# Problem requirements:
Keeping every line intact, repeat the data word for word.

# Material for this exercise:
++++++

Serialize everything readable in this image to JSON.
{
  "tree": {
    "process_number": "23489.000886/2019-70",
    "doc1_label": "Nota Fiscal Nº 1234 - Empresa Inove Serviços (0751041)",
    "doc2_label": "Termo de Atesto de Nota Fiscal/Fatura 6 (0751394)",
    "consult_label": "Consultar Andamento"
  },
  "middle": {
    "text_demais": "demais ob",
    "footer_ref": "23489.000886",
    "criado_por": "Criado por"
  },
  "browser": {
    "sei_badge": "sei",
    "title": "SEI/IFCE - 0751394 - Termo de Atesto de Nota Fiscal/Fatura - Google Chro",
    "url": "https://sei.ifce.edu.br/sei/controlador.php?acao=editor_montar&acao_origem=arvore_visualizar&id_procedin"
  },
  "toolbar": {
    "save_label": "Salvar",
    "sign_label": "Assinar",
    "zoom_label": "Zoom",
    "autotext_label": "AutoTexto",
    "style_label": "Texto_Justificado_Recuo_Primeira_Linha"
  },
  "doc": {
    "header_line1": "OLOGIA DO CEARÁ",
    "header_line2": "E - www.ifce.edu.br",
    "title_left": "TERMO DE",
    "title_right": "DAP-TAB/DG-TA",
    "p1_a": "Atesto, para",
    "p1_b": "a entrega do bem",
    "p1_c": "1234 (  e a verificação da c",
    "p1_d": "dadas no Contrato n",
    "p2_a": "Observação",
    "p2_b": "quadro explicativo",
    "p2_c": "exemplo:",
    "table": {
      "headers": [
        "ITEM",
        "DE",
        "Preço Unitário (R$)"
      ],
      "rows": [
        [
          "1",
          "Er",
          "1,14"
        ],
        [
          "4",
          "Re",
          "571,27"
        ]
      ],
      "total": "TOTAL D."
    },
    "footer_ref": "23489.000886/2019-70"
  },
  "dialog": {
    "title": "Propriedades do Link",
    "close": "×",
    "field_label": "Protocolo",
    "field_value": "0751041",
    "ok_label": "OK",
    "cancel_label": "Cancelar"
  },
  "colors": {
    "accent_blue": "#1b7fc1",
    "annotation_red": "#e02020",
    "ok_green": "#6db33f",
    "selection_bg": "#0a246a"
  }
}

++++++

# Response below:
Serialize everything readable in this image to JSON.
{
  "tree": {
    "process_number": "23489.000886/2019-70",
    "doc1_label": "Nota Fiscal Nº 1234 - Empresa Inove Serviços (0751041)",
    "doc2_label": "Termo de Atesto de Nota Fiscal/Fatura 6 (0751394)",
    "consult_label": "Consultar Andamento"
  },
  "middle": {
    "text_demais": "demais ob",
    "footer_ref": "23489.000886",
    "criado_por": "Criado por"
  },
  "browser": {
    "sei_badge": "sei",
    "title": "SEI/IFCE - 0751394 - Termo de Atesto de Nota Fiscal/Fatura - Google Chro",
    "url": "https://sei.ifce.edu.br/sei/controlador.php?acao=editor_montar&acao_origem=arvore_visualizar&id_procedin"
  },
  "toolbar": {
    "save_label": "Salvar",
    "sign_label": "Assinar",
    "zoom_label": "Zoom",
    "autotext_label": "AutoTexto",
    "style_label": "Texto_Justificado_Recuo_Primeira_Linha"
  },
  "doc": {
    "header_line1": "OLOGIA DO CEARÁ",
    "header_line2": "E - www.ifce.edu.br",
    "title_left": "TERMO DE",
    "title_right": "DAP-TAB/DG-TA",
    "p1_a": "Atesto, para",
    "p1_b": "a entrega do bem",
    "p1_c": "1234 (  e a verificação da c",
    "p1_d": "dadas no Contrato n",
    "p2_a": "Observação",
    "p2_b": "quadro explicativo",
    "p2_c": "exemplo:",
    "table": {
      "headers": [
        "ITEM",
        "DE",
        "Preço Unitário (R$)"
      ],
      "rows": [
        [
          "1",
          "Er",
          "1,14"
        ],
        [
          "4",
          "Re",
          "571,27"
        ]
      ],
      "total": "TOTAL D."
    },
    "footer_ref": "23489.000886/2019-70"
  },
  "dialog": {
    "title": "Propriedades do Link",
    "close": "×",
    "field_label": "Protocolo",
    "field_value": "0751041",
    "ok_label": "OK",
    "cancel_label": "Cancelar"
  },
  "colors": {
    "accent_blue": "#1b7fc1",
    "annotation_red": "#e02020",
    "ok_green": "#6db33f",
    "selection_bg": "#0a246a"
  }
}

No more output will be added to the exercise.